▶ **WORK REQUIRED**:
Note how many lines in the entries below contain the string "Week", and answer with that number and no other text.

▶ **EXTRACTED DATA**:

• • • • •

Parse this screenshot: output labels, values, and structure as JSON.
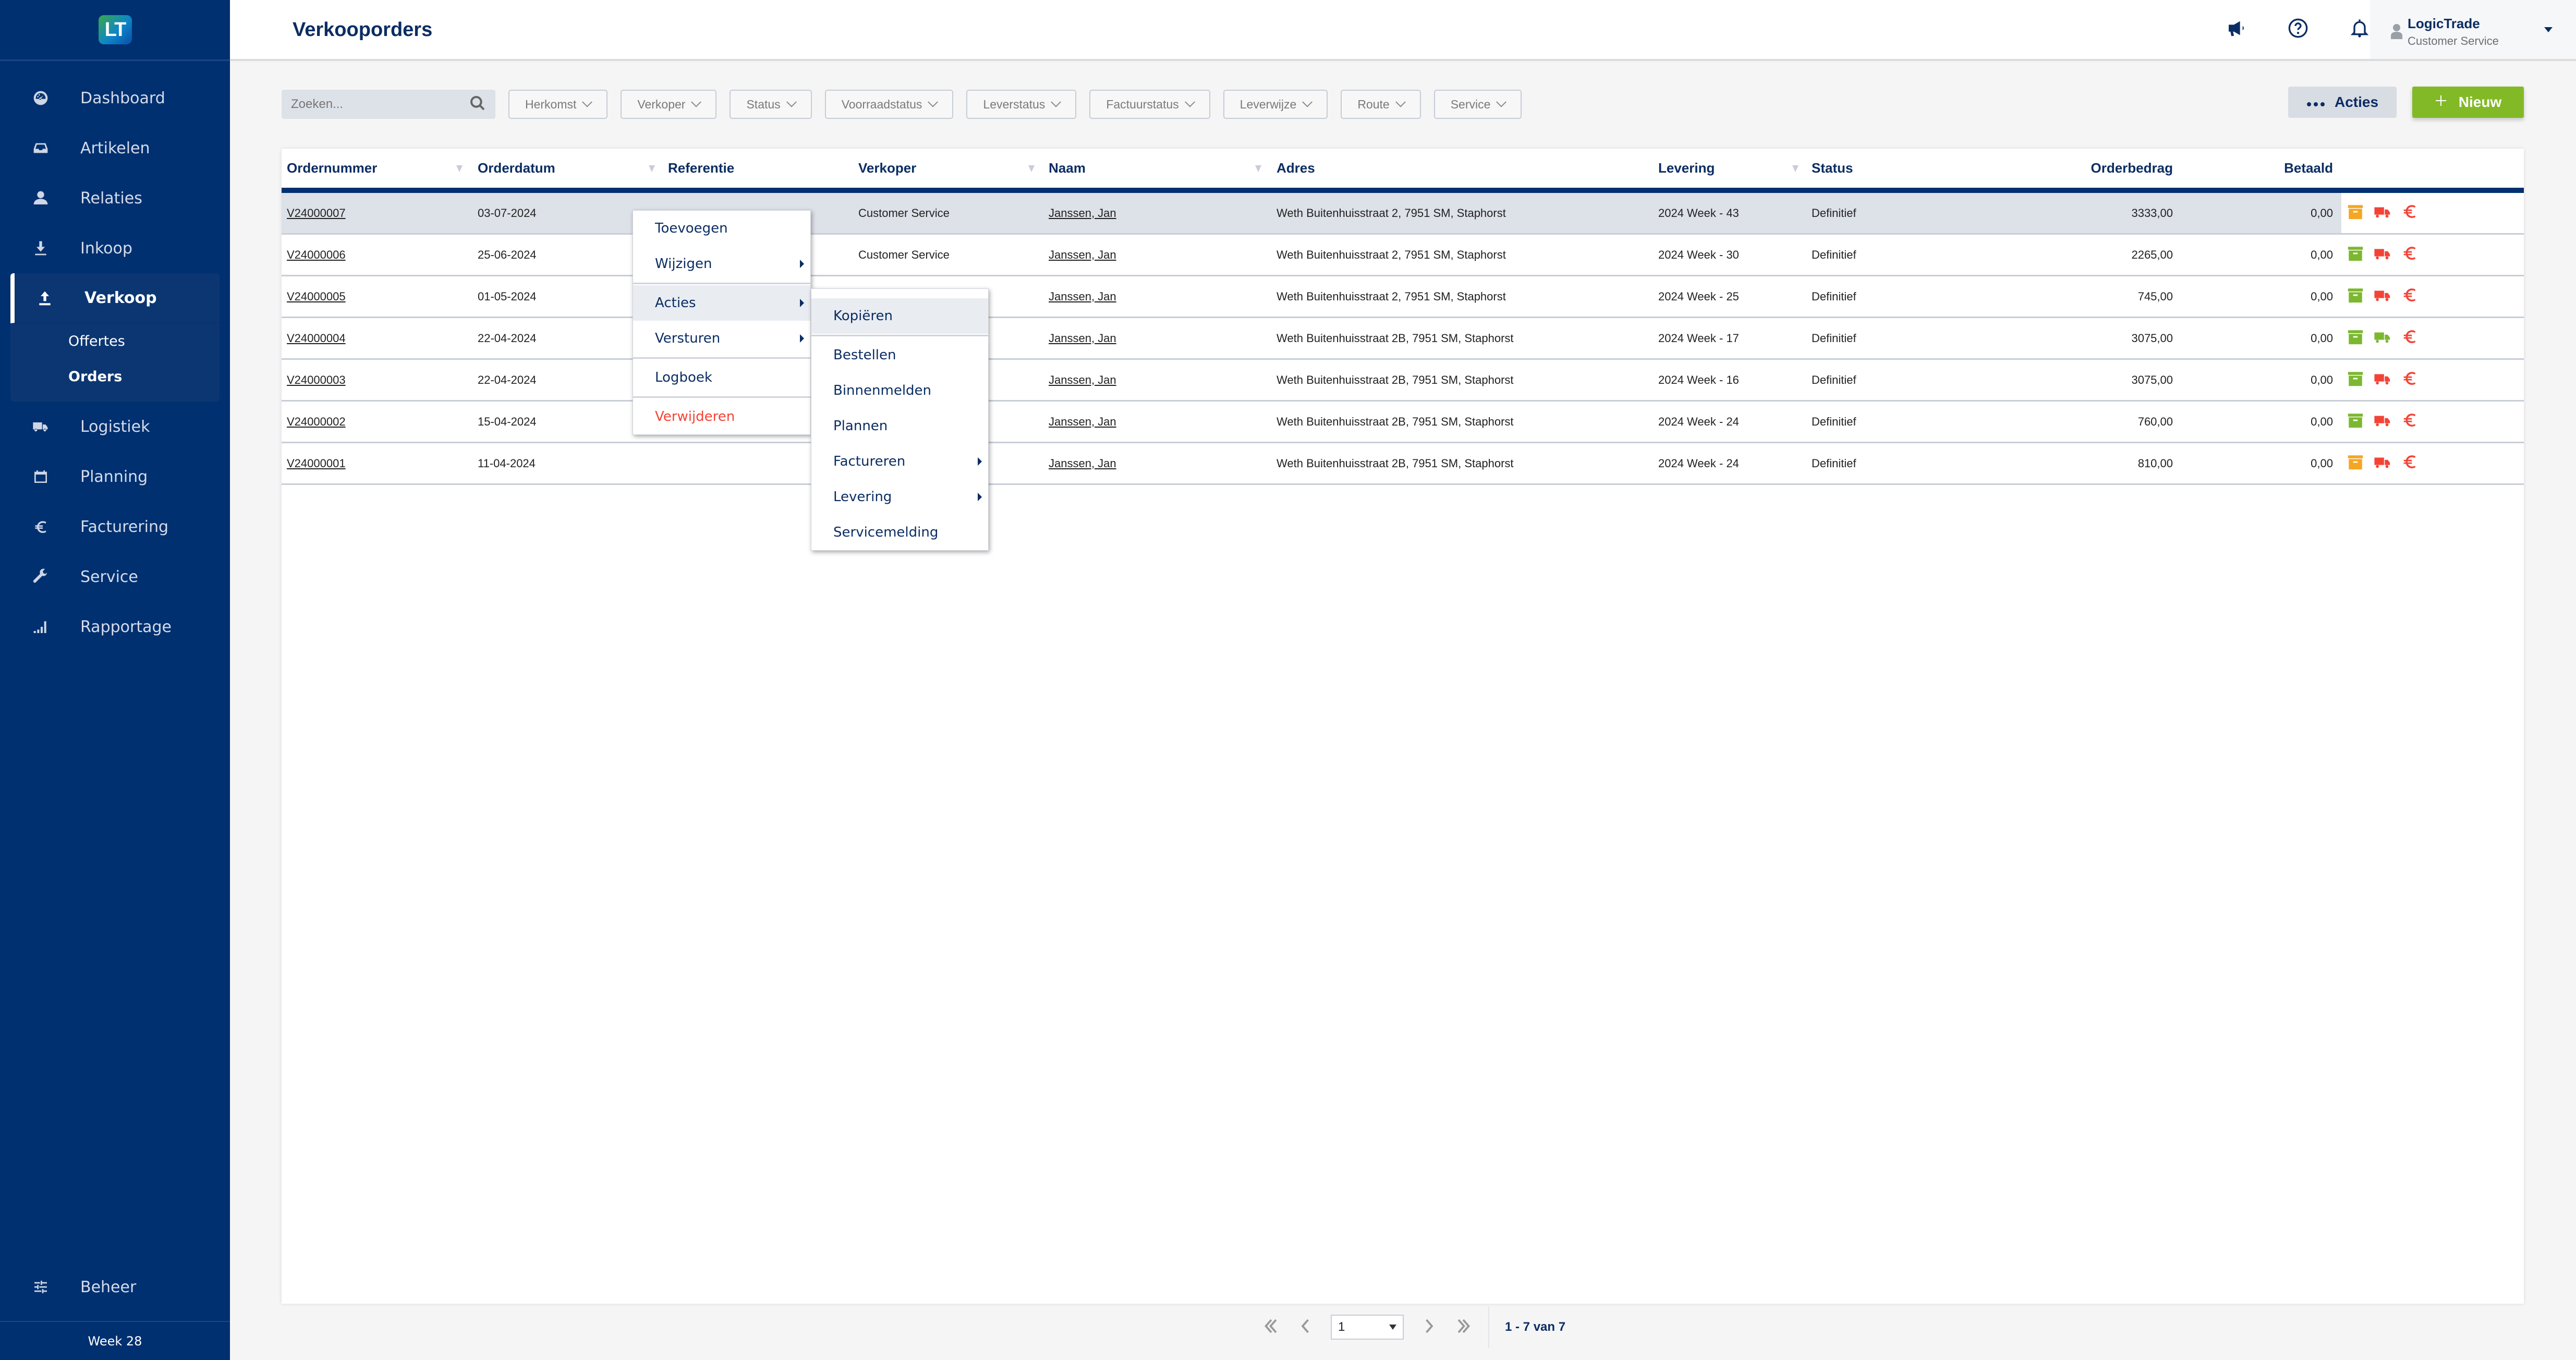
{
  "app": {
    "logo_text": "LT",
    "page_title": "Verkooporders",
    "week_label": "Week 28"
  },
  "sidebar": {
    "items": [
      {
        "label": "Dashboard",
        "icon": "dashboard-icon"
      },
      {
        "label": "Artikelen",
        "icon": "inbox-icon"
      },
      {
        "label": "Relaties",
        "icon": "user-icon"
      },
      {
        "label": "Inkoop",
        "icon": "download-icon"
      },
      {
        "label": "Verkoop",
        "icon": "upload-icon",
        "active": true,
        "children": [
          {
            "label": "Offertes"
          },
          {
            "label": "Orders",
            "active": true
          }
        ]
      },
      {
        "label": "Logistiek",
        "icon": "truck-icon"
      },
      {
        "label": "Planning",
        "icon": "calendar-icon"
      },
      {
        "label": "Facturering",
        "icon": "euro-icon"
      },
      {
        "label": "Service",
        "icon": "wrench-icon"
      },
      {
        "label": "Rapportage",
        "icon": "bar-chart-icon"
      }
    ],
    "bottom_item": {
      "label": "Beheer",
      "icon": "sliders-icon"
    }
  },
  "topbar": {
    "icons": [
      "megaphone-icon",
      "help-icon",
      "bell-icon"
    ],
    "user": {
      "name": "LogicTrade",
      "role": "Customer Service"
    }
  },
  "filters": {
    "search_placeholder": "Zoeken...",
    "dropdowns": [
      "Herkomst",
      "Verkoper",
      "Status",
      "Voorraadstatus",
      "Leverstatus",
      "Factuurstatus",
      "Leverwijze",
      "Route",
      "Service"
    ]
  },
  "actions": {
    "acties_label": "Acties",
    "nieuw_label": "Nieuw"
  },
  "table": {
    "columns": [
      "Ordernummer",
      "Orderdatum",
      "Referentie",
      "Verkoper",
      "Naam",
      "Adres",
      "Levering",
      "Status",
      "Orderbedrag",
      "Betaald"
    ],
    "rows": [
      {
        "ordernummer": "V24000007",
        "orderdatum": "03-07-2024",
        "referentie": "",
        "verkoper": "Customer  Service",
        "naam": "Janssen, Jan",
        "adres": "Weth Buitenhuisstraat 2, 7951 SM, Staphorst",
        "levering": "2024 Week - 43",
        "status": "Definitief",
        "orderbedrag": "3333,00",
        "betaald": "0,00",
        "box_color": "#f5a623",
        "truck_color": "#f44336",
        "euro_color": "#f44336",
        "selected": true
      },
      {
        "ordernummer": "V24000006",
        "orderdatum": "25-06-2024",
        "referentie": "",
        "verkoper": "Customer  Service",
        "naam": "Janssen, Jan",
        "adres": "Weth Buitenhuisstraat 2, 7951 SM, Staphorst",
        "levering": "2024 Week - 30",
        "status": "Definitief",
        "orderbedrag": "2265,00",
        "betaald": "0,00",
        "box_color": "#7cb82f",
        "truck_color": "#f44336",
        "euro_color": "#f44336"
      },
      {
        "ordernummer": "V24000005",
        "orderdatum": "01-05-2024",
        "referentie": "",
        "verkoper": "",
        "naam": "Janssen, Jan",
        "adres": "Weth Buitenhuisstraat 2, 7951 SM, Staphorst",
        "levering": "2024 Week - 25",
        "status": "Definitief",
        "orderbedrag": "745,00",
        "betaald": "0,00",
        "box_color": "#7cb82f",
        "truck_color": "#f44336",
        "euro_color": "#f44336"
      },
      {
        "ordernummer": "V24000004",
        "orderdatum": "22-04-2024",
        "referentie": "",
        "verkoper": "",
        "naam": "Janssen, Jan",
        "adres": "Weth Buitenhuisstraat 2B, 7951 SM, Staphorst",
        "levering": "2024 Week - 17",
        "status": "Definitief",
        "orderbedrag": "3075,00",
        "betaald": "0,00",
        "box_color": "#7cb82f",
        "truck_color": "#7cb82f",
        "euro_color": "#f44336"
      },
      {
        "ordernummer": "V24000003",
        "orderdatum": "22-04-2024",
        "referentie": "",
        "verkoper": "",
        "naam": "Janssen, Jan",
        "adres": "Weth Buitenhuisstraat 2B, 7951 SM, Staphorst",
        "levering": "2024 Week - 16",
        "status": "Definitief",
        "orderbedrag": "3075,00",
        "betaald": "0,00",
        "box_color": "#7cb82f",
        "truck_color": "#f44336",
        "euro_color": "#f44336"
      },
      {
        "ordernummer": "V24000002",
        "orderdatum": "15-04-2024",
        "referentie": "",
        "verkoper": "",
        "naam": "Janssen, Jan",
        "adres": "Weth Buitenhuisstraat 2B, 7951 SM, Staphorst",
        "levering": "2024 Week - 24",
        "status": "Definitief",
        "orderbedrag": "760,00",
        "betaald": "0,00",
        "box_color": "#7cb82f",
        "truck_color": "#f44336",
        "euro_color": "#f44336"
      },
      {
        "ordernummer": "V24000001",
        "orderdatum": "11-04-2024",
        "referentie": "",
        "verkoper": "",
        "naam": "Janssen, Jan",
        "adres": "Weth Buitenhuisstraat 2B, 7951 SM, Staphorst",
        "levering": "2024 Week - 24",
        "status": "Definitief",
        "orderbedrag": "810,00",
        "betaald": "0,00",
        "box_color": "#f5a623",
        "truck_color": "#f44336",
        "euro_color": "#f44336"
      }
    ]
  },
  "context_menu": {
    "items": [
      {
        "label": "Toevoegen"
      },
      {
        "label": "Wijzigen",
        "submenu": true
      },
      {
        "sep": true
      },
      {
        "label": "Acties",
        "submenu": true,
        "highlighted": true
      },
      {
        "label": "Versturen",
        "submenu": true
      },
      {
        "sep": true
      },
      {
        "label": "Logboek"
      },
      {
        "sep": true
      },
      {
        "label": "Verwijderen",
        "danger": true
      }
    ]
  },
  "submenu": {
    "items": [
      {
        "label": "Kopiëren",
        "highlighted": true
      },
      {
        "label": "Bestellen"
      },
      {
        "label": "Binnenmelden"
      },
      {
        "label": "Plannen"
      },
      {
        "label": "Factureren",
        "submenu": true
      },
      {
        "label": "Levering",
        "submenu": true
      },
      {
        "label": "Servicemelding"
      }
    ]
  },
  "pagination": {
    "current_page": "1",
    "info": "1 - 7 van 7"
  },
  "colors": {
    "brand_navy": "#003070",
    "accent_green": "#82ba27",
    "danger_red": "#f44336",
    "warning_orange": "#f5a623"
  }
}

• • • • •

▶ **RESULT BELOW**:
8